## [Supplied data]
━━━
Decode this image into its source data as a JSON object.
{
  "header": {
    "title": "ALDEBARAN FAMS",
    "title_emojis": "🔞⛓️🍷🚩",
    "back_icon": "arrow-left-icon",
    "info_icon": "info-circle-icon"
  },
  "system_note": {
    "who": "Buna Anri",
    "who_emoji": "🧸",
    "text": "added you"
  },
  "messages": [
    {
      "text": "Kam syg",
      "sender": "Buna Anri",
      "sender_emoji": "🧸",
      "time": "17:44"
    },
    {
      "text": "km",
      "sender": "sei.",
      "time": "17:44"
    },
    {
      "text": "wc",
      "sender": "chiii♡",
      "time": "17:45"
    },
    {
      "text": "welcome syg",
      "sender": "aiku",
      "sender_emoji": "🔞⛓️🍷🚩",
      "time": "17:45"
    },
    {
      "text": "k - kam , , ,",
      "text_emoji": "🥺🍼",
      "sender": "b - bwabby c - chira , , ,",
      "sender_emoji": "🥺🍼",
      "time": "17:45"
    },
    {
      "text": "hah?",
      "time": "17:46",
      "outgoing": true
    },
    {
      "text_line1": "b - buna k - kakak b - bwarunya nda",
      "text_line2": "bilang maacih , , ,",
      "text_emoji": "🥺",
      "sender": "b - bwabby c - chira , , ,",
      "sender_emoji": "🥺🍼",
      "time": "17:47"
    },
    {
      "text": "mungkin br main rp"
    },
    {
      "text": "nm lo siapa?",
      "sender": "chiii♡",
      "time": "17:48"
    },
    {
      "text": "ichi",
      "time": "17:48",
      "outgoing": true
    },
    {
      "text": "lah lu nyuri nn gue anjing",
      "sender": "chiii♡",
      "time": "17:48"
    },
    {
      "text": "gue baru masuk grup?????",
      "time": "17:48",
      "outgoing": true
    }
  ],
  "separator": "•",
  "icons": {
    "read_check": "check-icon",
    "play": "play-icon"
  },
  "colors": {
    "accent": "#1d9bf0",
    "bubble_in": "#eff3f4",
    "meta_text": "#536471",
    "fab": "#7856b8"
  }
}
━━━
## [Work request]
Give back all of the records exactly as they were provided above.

## [Answer section]
Decode this image into its source data as a JSON object.
{
  "header": {
    "title": "ALDEBARAN FAMS",
    "title_emojis": "🔞⛓️🍷🚩",
    "back_icon": "arrow-left-icon",
    "info_icon": "info-circle-icon"
  },
  "system_note": {
    "who": "Buna Anri",
    "who_emoji": "🧸",
    "text": "added you"
  },
  "messages": [
    {
      "text": "Kam syg",
      "sender": "Buna Anri",
      "sender_emoji": "🧸",
      "time": "17:44"
    },
    {
      "text": "km",
      "sender": "sei.",
      "time": "17:44"
    },
    {
      "text": "wc",
      "sender": "chiii♡",
      "time": "17:45"
    },
    {
      "text": "welcome syg",
      "sender": "aiku",
      "sender_emoji": "🔞⛓️🍷🚩",
      "time": "17:45"
    },
    {
      "text": "k - kam , , ,",
      "text_emoji": "🥺🍼",
      "sender": "b - bwabby c - chira , , ,",
      "sender_emoji": "🥺🍼",
      "time": "17:45"
    },
    {
      "text": "hah?",
      "time": "17:46",
      "outgoing": true
    },
    {
      "text_line1": "b - buna k - kakak b - bwarunya nda",
      "text_line2": "bilang maacih , , ,",
      "text_emoji": "🥺",
      "sender": "b - bwabby c - chira , , ,",
      "sender_emoji": "🥺🍼",
      "time": "17:47"
    },
    {
      "text": "mungkin br main rp"
    },
    {
      "text": "nm lo siapa?",
      "sender": "chiii♡",
      "time": "17:48"
    },
    {
      "text": "ichi",
      "time": "17:48",
      "outgoing": true
    },
    {
      "text": "lah lu nyuri nn gue anjing",
      "sender": "chiii♡",
      "time": "17:48"
    },
    {
      "text": "gue baru masuk grup?????",
      "time": "17:48",
      "outgoing": true
    }
  ],
  "separator": "•",
  "icons": {
    "read_check": "check-icon",
    "play": "play-icon"
  },
  "colors": {
    "accent": "#1d9bf0",
    "bubble_in": "#eff3f4",
    "meta_text": "#536471",
    "fab": "#7856b8"
  }
}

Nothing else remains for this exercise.